Your goal
Each line of the material below is to be written out exactly. Leave out any picture.

○ ○ ○

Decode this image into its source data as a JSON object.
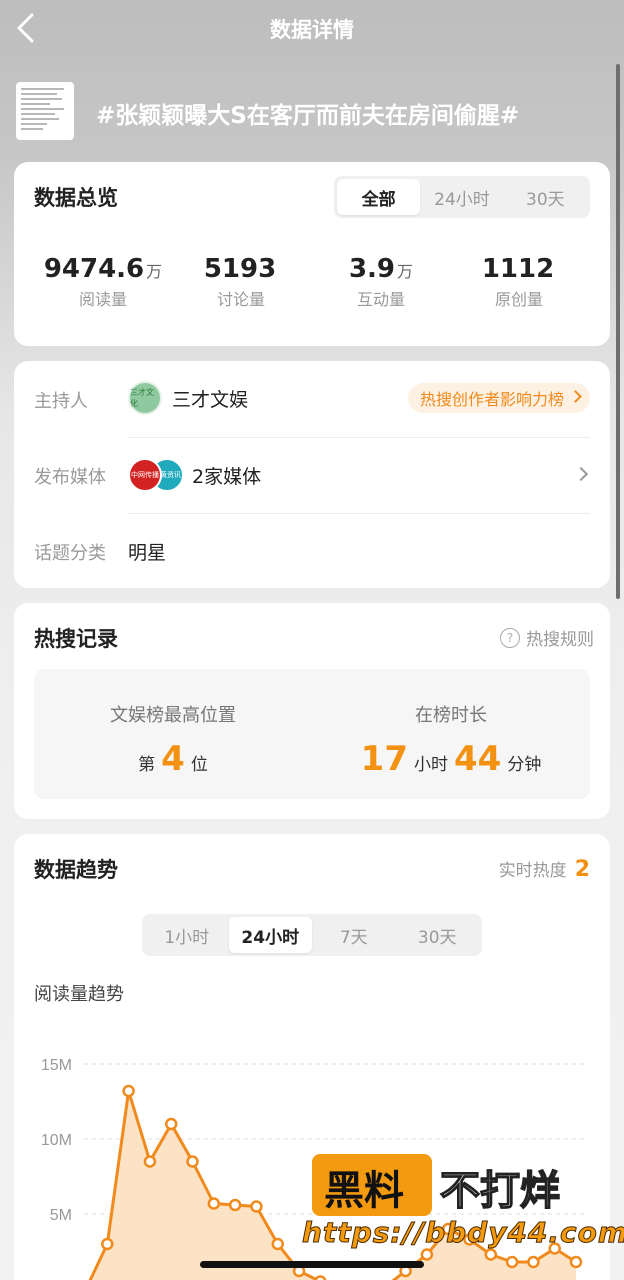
{
  "nav": {
    "title": "数据详情"
  },
  "topic": {
    "title": "#张颖颖曝大S在客厅而前夫在房间偷腥#"
  },
  "overview": {
    "title": "数据总览",
    "tabs": [
      "全部",
      "24小时",
      "30天"
    ],
    "active_tab": 0,
    "stats": [
      {
        "value": "9474.6",
        "unit": "万",
        "label": "阅读量"
      },
      {
        "value": "5193",
        "unit": "",
        "label": "讨论量"
      },
      {
        "value": "3.9",
        "unit": "万",
        "label": "互动量"
      },
      {
        "value": "1112",
        "unit": "",
        "label": "原创量"
      }
    ]
  },
  "info": {
    "host_label": "主持人",
    "host_avatar_text": "三才文化",
    "host_name": "三才文娱",
    "rank_link": "热搜创作者影响力榜",
    "media_label": "发布媒体",
    "media_a_text": "中网传播",
    "media_b_text": "蛋黄资讯",
    "media_value": "2家媒体",
    "category_label": "话题分类",
    "category_value": "明星"
  },
  "hot": {
    "title": "热搜记录",
    "rule_link": "热搜规则",
    "peak_label": "文娱榜最高位置",
    "peak_prefix": "第",
    "peak_value": "4",
    "peak_suffix": "位",
    "duration_label": "在榜时长",
    "hours": "17",
    "hours_unit": "小时",
    "minutes": "44",
    "minutes_unit": "分钟"
  },
  "trend": {
    "title": "数据趋势",
    "realtime_label": "实时热度",
    "realtime_value": "2",
    "tabs": [
      "1小时",
      "24小时",
      "7天",
      "30天"
    ],
    "active_tab": 1,
    "subtitle": "阅读量趋势"
  },
  "watermark": {
    "brand_a": "黑料",
    "brand_b": "不打烊",
    "url": "https://bbdy44.com"
  },
  "colors": {
    "accent": "#f29112",
    "line": "#f08a1c",
    "fill": "#fbd9b3"
  },
  "chart_data": {
    "type": "line",
    "title": "阅读量趋势",
    "x": [
      0,
      1,
      2,
      3,
      4,
      5,
      6,
      7,
      8,
      9,
      10,
      11,
      12,
      13,
      14,
      15,
      16,
      17,
      18,
      19,
      20,
      21,
      22,
      23
    ],
    "values": [
      0,
      3000000,
      13200000,
      8500000,
      11000000,
      8500000,
      5700000,
      5600000,
      5500000,
      3000000,
      1200000,
      500000,
      100000,
      100000,
      100000,
      1200000,
      2300000,
      4000000,
      3300000,
      2300000,
      1800000,
      1800000,
      2700000,
      1800000
    ],
    "y_ticks": [
      "15M",
      "10M",
      "5M"
    ],
    "ylim": [
      0,
      15000000
    ],
    "grid": true
  }
}
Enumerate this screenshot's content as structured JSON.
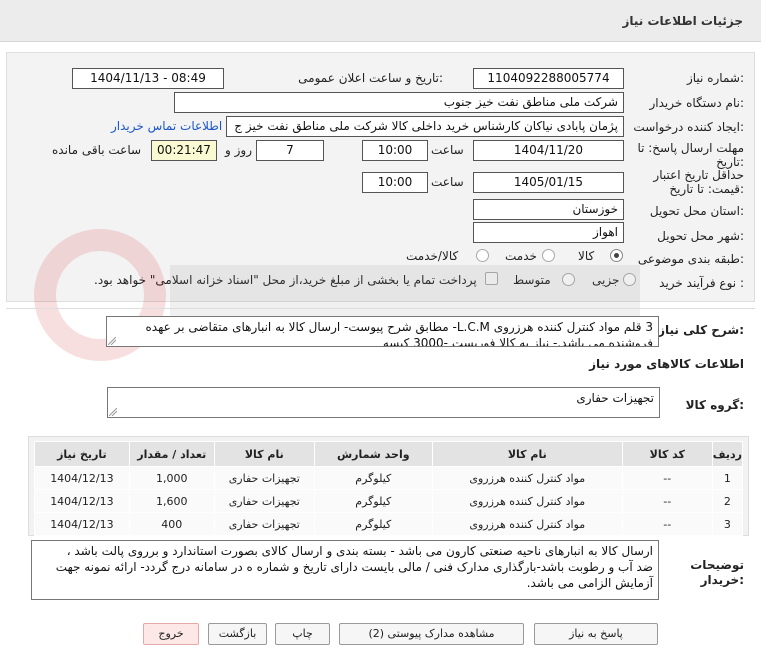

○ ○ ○

Your solution
Decode this image into its source data as a JSON object.
{
  "nav": {
    "title": "数据详情"
  },
  "topic": {
    "title": "#张颖颖曝大S在客厅而前夫在房间偷腥#"
  },
  "overview": {
    "title": "数据总览",
    "tabs": [
      "全部",
      "24小时",
      "30天"
    ],
    "active_tab": 0,
    "stats": [
      {
        "value": "9474.6",
        "unit": "万",
        "label": "阅读量"
      },
      {
        "value": "5193",
        "unit": "",
        "label": "讨论量"
      },
      {
        "value": "3.9",
        "unit": "万",
        "label": "互动量"
      },
      {
        "value": "1112",
        "unit": "",
        "label": "原创量"
      }
    ]
  },
  "info": {
    "host_label": "主持人",
    "host_avatar_text": "三才文化",
    "host_name": "三才文娱",
    "rank_link": "热搜创作者影响力榜",
    "media_label": "发布媒体",
    "media_a_text": "中网传播",
    "media_b_text": "蛋黄资讯",
    "media_value": "2家媒体",
    "category_label": "话题分类",
    "category_value": "明星"
  },
  "hot": {
    "title": "热搜记录",
    "rule_link": "热搜规则",
    "peak_label": "文娱榜最高位置",
    "peak_prefix": "第",
    "peak_value": "4",
    "peak_suffix": "位",
    "duration_label": "在榜时长",
    "hours": "17",
    "hours_unit": "小时",
    "minutes": "44",
    "minutes_unit": "分钟"
  },
  "trend": {
    "title": "数据趋势",
    "realtime_label": "实时热度",
    "realtime_value": "2",
    "tabs": [
      "1小时",
      "24小时",
      "7天",
      "30天"
    ],
    "active_tab": 1,
    "subtitle": "阅读量趋势"
  },
  "watermark": {
    "brand_a": "黑料",
    "brand_b": "不打烊",
    "url": "https://bbdy44.com"
  },
  "colors": {
    "accent": "#f29112",
    "line": "#f08a1c",
    "fill": "#fbd9b3"
  },
  "chart_data": {
    "type": "line",
    "title": "阅读量趋势",
    "x": [
      0,
      1,
      2,
      3,
      4,
      5,
      6,
      7,
      8,
      9,
      10,
      11,
      12,
      13,
      14,
      15,
      16,
      17,
      18,
      19,
      20,
      21,
      22,
      23
    ],
    "values": [
      0,
      3000000,
      13200000,
      8500000,
      11000000,
      8500000,
      5700000,
      5600000,
      5500000,
      3000000,
      1200000,
      500000,
      100000,
      100000,
      100000,
      1200000,
      2300000,
      4000000,
      3300000,
      2300000,
      1800000,
      1800000,
      2700000,
      1800000
    ],
    "y_ticks": [
      "15M",
      "10M",
      "5M"
    ],
    "ylim": [
      0,
      15000000
    ],
    "grid": true
  }
}
Enumerate this screenshot's content as structured JSON.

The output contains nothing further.